* **Problem to work on**: In the material below, how many lines include the string "JSON"? Answer with the number and nothing else.

* **Records**:
════════════════════
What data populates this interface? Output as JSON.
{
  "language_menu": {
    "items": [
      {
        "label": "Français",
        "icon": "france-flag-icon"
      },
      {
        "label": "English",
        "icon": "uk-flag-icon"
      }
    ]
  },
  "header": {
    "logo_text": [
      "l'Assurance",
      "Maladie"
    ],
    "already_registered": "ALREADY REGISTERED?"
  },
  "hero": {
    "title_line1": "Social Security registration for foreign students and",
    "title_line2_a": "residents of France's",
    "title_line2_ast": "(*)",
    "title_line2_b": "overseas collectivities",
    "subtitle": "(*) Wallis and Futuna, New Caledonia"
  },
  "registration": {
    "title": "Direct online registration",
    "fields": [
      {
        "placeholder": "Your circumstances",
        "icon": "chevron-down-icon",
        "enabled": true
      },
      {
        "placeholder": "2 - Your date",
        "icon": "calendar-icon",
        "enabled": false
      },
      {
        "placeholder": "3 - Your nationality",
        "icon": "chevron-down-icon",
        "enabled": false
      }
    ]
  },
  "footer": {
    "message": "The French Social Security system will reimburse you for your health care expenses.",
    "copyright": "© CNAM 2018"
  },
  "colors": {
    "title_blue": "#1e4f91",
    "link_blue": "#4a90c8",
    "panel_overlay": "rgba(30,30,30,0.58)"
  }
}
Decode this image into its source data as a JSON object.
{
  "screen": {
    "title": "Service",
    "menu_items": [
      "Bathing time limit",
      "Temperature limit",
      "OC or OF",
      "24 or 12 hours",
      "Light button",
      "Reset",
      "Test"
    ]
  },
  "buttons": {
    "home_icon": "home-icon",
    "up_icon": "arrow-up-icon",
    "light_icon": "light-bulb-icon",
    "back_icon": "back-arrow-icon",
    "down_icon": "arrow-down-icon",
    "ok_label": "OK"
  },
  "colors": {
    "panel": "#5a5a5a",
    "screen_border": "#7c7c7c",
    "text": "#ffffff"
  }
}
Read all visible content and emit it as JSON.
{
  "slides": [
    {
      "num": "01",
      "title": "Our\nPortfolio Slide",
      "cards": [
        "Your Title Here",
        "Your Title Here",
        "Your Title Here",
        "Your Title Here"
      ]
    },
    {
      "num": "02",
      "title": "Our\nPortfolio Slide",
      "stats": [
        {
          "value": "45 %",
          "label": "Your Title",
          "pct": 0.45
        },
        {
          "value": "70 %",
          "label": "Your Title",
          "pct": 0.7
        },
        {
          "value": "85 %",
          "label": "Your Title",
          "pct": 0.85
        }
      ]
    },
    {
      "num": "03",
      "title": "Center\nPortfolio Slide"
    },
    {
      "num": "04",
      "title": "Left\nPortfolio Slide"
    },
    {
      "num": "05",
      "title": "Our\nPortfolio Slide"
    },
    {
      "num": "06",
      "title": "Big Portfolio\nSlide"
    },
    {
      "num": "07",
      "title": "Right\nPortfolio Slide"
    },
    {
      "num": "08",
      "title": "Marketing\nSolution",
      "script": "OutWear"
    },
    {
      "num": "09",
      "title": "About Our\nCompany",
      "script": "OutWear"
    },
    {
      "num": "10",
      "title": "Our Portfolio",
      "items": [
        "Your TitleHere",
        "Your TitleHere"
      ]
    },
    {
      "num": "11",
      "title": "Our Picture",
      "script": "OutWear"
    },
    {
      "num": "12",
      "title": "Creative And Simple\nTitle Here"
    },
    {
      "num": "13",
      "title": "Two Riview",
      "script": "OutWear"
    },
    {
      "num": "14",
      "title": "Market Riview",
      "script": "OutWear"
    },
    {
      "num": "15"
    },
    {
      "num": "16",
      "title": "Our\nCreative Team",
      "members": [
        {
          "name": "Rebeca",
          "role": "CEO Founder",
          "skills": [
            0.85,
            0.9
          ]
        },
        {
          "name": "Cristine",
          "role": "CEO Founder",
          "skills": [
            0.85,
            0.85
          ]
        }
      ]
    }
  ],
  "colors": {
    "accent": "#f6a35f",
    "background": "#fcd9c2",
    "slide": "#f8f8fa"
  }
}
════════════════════
* **Output for this task**: 3